About 85 per cent of people are allergic to this poisonous plant. If you’re one of them, avoid irritating rashes this summer by learning how to recognize what poison ivy looks like.
How Does Poison Ivy Cause Itchy and Irritated Skin?
Poison ivy can be found in all Canadian provinces except Newfoundland, with at least three varieties found across the country. All parts of the plant contain the poison resin, urushiol. It isn’t necessarily contact with the plant itself that will cause a reaction with your skin, but contact with its sap. In fact, if your pet comes in contact with the sap, you can even develop a reaction from touching their fur.
You’ve probably heard the “leaves of three, let it be” rule, which dictates that a plant with a compound leaf of three—or three distinct leaflets joining together on a single stem—may be poisonous and should be avoided. However, the trouble with poison ivy is that even within this rule, it can take on many different appearances that vary by season or even just by plant. That means “what does poison ivy look like?” doesn’t have the same answer all the time.
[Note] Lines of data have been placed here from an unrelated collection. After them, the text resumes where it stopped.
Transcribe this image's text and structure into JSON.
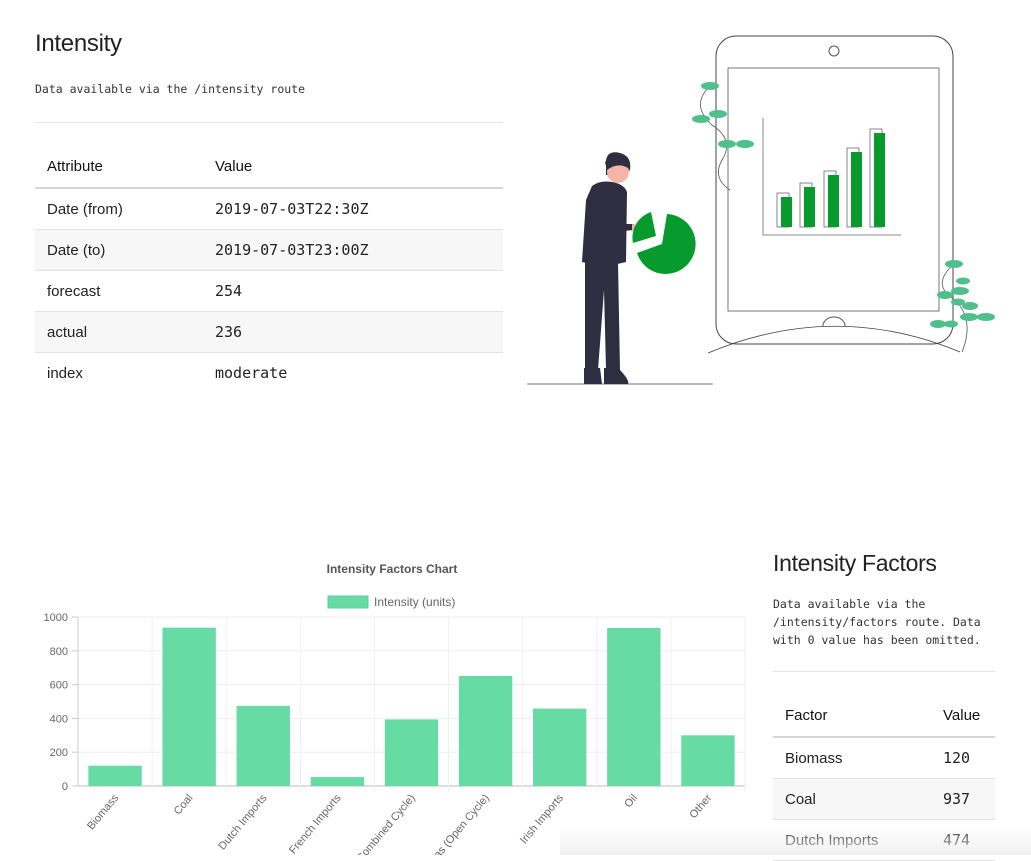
{
  "intensity": {
    "title": "Intensity",
    "description": "Data available via the /intensity route",
    "headers": [
      "Attribute",
      "Value"
    ],
    "rows": [
      {
        "attribute": "Date (from)",
        "value": "2019-07-03T22:30Z"
      },
      {
        "attribute": "Date (to)",
        "value": "2019-07-03T23:00Z"
      },
      {
        "attribute": "forecast",
        "value": "254"
      },
      {
        "attribute": "actual",
        "value": "236"
      },
      {
        "attribute": "index",
        "value": "moderate"
      }
    ]
  },
  "factors": {
    "title": "Intensity Factors",
    "description_lines": [
      "Data available via the",
      "/intensity/factors route. Data",
      "with 0 value has been omitted."
    ],
    "headers": [
      "Factor",
      "Value"
    ],
    "rows": [
      {
        "factor": "Biomass",
        "value": "120"
      },
      {
        "factor": "Coal",
        "value": "937"
      },
      {
        "factor": "Dutch Imports",
        "value": "474"
      }
    ]
  },
  "colors": {
    "bar": "#66dba3",
    "illustration_green": "#079a2d",
    "plant": "#4fbf8c"
  },
  "chart_data": {
    "type": "bar",
    "title": "Intensity Factors Chart",
    "categories": [
      "Biomass",
      "Coal",
      "Dutch Imports",
      "French Imports",
      "Gas (Combined Cycle)",
      "Gas (Open Cycle)",
      "Irish Imports",
      "Oil",
      "Other"
    ],
    "series": [
      {
        "name": "Intensity (units)",
        "values": [
          120,
          937,
          474,
          53,
          394,
          651,
          458,
          935,
          300
        ]
      }
    ],
    "ylim": [
      0,
      1000
    ],
    "yticks": [
      0,
      200,
      400,
      600,
      800,
      1000
    ],
    "grid": true,
    "legend": "top"
  }
}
Most people will develop symptoms 24-48 hours after coming in contact. Reactions can range from mild itchiness to more severe oozing lesions and fever. Make sure never to burn poison ivy plants. If the smoke is inhaled, it can lead to potentially fatal respiratory issues.
Here are six more common skin conditions (and how to treat them).
So, What Does Poison Ivy Look Like?
Poison ivy leaves can present as smooth-edged, or wavy or jagged, and can also appear either waxy and shiny or dull. Additionally, they may be perceived as hairy or be completely smooth. Leaves will be roughly two to five inches long, with the centre leaflet having a longer stalk than the side leaflets. What does poison ivy look like as it changes throughout the year? In the springtime, the plants will blossom with very small white flowers. Over the course of the summer months, the plant will produce greenish berries. In the fall, the plants leaflets will turn red in the fall and boast waxy, dense clusters of white berries through winter. It is important to be vigilant even during winter months, as you can still be affected by poison ivy during the cold season. The plant will have lost its leaves, but you can still identify it by its berries, grey bark, and aerial or above ground roots. Poison ivy can present as a climbing plant that vines up trees and other standing structures, and also as a shrub or widespread ground colonies.
If you discover poison ivy in your yard, don’t burn it or try to pull it up (even with gloves), but instead clip the plant down and smother with newspaper. To deal with a poison ivy infection, wash the afflicted area immediately after touching the plant with warm soap and water, and try to limit irritation with calamine lotion or hydrocortisone.
Now that you know what poison ivy looks like, check out 10 proven poison ivy home remedies.